Three months after the last call for Sgt. Miller, in November 2016, a lone gunman ambushed two Des Moines police officers—Officer Justin Martin and Sgt. Tony Beminio—who were sitting in their patrol cars at separate locations, two miles and 20 minutes apart. While the suspect targeted police, the officers he killed were chosen randomly.3

The overwhelming loss of five officers in eight months turned into an opening to help other centers grieving similar losses. They send care packages to “let them know we are thinking of them,” Giampolo said.

If it’s not packages showing they care, Westcom also participates in voluntary events, such as packaging events for Meals from the Heartland and a dodgeball Special Olympics Iowa fundraiser. They sponsor a Toys for Tots drive during the holidays. The communities reciprocate. In April 2019, EMD Peg Aldrich was honored at an Iowa Cubs baseball game for providing CPR instructions over the phone that in eight of her calls, the patient survived and was discharged from the hospital.

While NTW events and the goodwill represented in care packages go a long way in keeping the communication center community connected, commemorative plaques reinforce their importance. A CPR Plaque that made its debut in 2007 is in its fifth edition totaling nearly 50 names—some more than once—with a save in February 2020 that brought EMDs Alex Kerr and Chinyere Nwogu in front of the Urbandale City Council in recognition of giving PAIs that directly helped save a life before field support arrived.

The Stork Plaque is quickly catching up with stories about the over-the-phone delivery featured on the Westcom Emergency Communications Facebook page. EMD Brian Albright supplied childbirth PAIs on Nov. 23, 2018, which merited him the No. 6 spot on the plaque and the distinction of giving the father instructions on helping the distressed infant breathe.

It seems unfair to point out only two examples of CPR saves and baby deliveries.

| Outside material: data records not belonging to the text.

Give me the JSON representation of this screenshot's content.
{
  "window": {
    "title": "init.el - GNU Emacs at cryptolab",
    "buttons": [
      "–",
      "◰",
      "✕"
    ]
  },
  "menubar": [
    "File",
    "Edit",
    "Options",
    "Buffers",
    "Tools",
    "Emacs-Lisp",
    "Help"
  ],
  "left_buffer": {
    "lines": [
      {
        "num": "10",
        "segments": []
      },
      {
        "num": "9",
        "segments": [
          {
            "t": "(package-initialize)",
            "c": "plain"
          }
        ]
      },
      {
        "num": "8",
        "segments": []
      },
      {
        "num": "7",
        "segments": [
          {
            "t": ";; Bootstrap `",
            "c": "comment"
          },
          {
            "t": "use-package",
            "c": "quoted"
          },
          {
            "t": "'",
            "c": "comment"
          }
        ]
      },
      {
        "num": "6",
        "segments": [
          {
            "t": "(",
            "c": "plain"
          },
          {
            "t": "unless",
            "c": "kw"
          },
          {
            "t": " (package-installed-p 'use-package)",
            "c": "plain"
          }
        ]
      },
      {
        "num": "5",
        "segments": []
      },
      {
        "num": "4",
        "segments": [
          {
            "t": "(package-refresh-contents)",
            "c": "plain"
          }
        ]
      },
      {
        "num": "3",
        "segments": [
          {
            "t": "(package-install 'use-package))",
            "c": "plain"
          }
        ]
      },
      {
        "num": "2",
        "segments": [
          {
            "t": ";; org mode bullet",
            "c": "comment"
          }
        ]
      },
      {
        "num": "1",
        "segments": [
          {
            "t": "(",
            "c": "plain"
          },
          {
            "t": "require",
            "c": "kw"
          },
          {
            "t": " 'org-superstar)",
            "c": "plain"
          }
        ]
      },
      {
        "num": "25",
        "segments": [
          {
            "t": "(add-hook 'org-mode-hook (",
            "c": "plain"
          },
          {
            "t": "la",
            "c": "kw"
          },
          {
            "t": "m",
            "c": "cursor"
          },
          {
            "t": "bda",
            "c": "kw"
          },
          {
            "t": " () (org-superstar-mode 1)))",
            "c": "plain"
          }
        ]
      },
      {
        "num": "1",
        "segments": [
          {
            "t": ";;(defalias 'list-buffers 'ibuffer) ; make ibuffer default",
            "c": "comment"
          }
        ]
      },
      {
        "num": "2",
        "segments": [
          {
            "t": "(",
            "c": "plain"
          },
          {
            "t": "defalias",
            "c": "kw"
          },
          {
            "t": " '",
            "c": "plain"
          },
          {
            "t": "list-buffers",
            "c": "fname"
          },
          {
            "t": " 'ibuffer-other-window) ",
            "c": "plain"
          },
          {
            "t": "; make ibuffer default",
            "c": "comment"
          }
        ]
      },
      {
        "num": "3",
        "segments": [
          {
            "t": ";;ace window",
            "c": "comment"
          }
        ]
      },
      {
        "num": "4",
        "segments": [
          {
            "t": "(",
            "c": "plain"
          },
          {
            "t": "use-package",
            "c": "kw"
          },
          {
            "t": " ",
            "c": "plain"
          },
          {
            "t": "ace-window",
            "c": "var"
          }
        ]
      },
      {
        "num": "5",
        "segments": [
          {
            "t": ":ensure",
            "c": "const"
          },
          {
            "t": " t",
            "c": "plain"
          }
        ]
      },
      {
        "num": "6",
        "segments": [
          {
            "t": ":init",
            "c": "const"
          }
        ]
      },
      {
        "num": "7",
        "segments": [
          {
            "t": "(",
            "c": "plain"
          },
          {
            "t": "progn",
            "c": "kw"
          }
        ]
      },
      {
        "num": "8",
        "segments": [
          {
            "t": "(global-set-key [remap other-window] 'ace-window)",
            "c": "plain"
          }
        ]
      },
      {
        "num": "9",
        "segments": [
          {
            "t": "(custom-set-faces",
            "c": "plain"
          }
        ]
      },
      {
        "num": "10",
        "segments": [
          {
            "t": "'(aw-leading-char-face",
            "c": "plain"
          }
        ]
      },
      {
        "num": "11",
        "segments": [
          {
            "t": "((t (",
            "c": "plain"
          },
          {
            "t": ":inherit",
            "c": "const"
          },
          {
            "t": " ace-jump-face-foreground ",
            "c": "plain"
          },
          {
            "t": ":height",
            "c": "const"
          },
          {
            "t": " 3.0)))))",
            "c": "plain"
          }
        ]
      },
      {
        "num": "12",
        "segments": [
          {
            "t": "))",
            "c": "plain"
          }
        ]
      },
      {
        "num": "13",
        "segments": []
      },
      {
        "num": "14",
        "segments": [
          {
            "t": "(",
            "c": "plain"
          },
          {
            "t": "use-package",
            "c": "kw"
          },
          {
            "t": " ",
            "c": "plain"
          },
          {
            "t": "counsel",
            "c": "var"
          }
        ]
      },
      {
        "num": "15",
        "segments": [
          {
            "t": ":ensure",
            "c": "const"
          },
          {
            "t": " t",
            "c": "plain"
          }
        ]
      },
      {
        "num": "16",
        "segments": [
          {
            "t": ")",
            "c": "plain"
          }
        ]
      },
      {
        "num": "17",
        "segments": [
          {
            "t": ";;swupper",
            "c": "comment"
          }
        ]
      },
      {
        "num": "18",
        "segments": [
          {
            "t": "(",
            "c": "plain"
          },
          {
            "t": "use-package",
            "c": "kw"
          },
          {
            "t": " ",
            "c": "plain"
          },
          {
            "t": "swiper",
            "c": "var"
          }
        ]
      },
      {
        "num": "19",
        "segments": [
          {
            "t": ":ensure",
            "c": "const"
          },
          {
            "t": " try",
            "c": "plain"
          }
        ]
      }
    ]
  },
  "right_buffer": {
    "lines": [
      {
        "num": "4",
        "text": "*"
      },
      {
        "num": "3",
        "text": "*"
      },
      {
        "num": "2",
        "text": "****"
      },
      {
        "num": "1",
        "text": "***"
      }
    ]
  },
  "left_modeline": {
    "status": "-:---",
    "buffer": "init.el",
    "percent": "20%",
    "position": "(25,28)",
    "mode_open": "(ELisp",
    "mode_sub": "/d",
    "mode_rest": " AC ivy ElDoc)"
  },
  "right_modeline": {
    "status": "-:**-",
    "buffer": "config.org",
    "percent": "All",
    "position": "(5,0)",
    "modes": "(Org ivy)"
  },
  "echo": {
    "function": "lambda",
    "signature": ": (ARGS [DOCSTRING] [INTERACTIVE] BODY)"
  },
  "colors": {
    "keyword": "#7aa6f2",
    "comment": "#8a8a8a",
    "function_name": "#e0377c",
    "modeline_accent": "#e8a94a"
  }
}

Post after post on the Facebook page recognizes emergency dispatchers as community volunteers, lifesavers, and response coordinators who “work tirelessly” during thunderstorms, tornadoes, and other hazards that—as you might guess—qualify emergency dispatchers for “On the Spot” awards for efforts in the extreme.

Giampolo said creating community inside and outside the center is all about engagement.

“We can rely on people,” she said. “The people you work with are there standing behind you, and the people calling know we’re here for them.”

Westcom Emergency Communications is a consolidated public safety dispatch facility in central Iowa that receives public safety related calls and dispatches police, fire, and emergency medical services for the cities of Clive, Norwalk, Urbandale, Waukee, and West Des Moines. Staff includes 24 full-time and three part-time emergency dispatchers, a training coordinator, four dispatch shift supervisors, assistant chiefs of operations and logistics, and a chief.


1 Bolten K. “Questions linger in fiery crash that kills 2 cops, 2 others.” Des Moines Register. 2016; March 26. https://www.desmoinesregister.com/story/news/2016/03/26/des-moines-police-officers-killed-had-just-joined-force/82291266/ (accessed May 22, 2020).

2 “Sergeant Shawn Glenn Miller.” Officer Down Memorial Page. https://www.odmp.org/officer/22917-sergeant-shawn-glenn-miller (accessed May 23, 2020).

3 Bolten K. “Police 'heartbroken' after ambush leaves 2 Des Moines-area officers dead.” Des Moines Register. 2016; Nov. 2. https://www.desmoinesregister.com/story/news/2016/11/02/2-police-officers-killed-ambush-attacks/93155012/ (accessed May 22, 2020).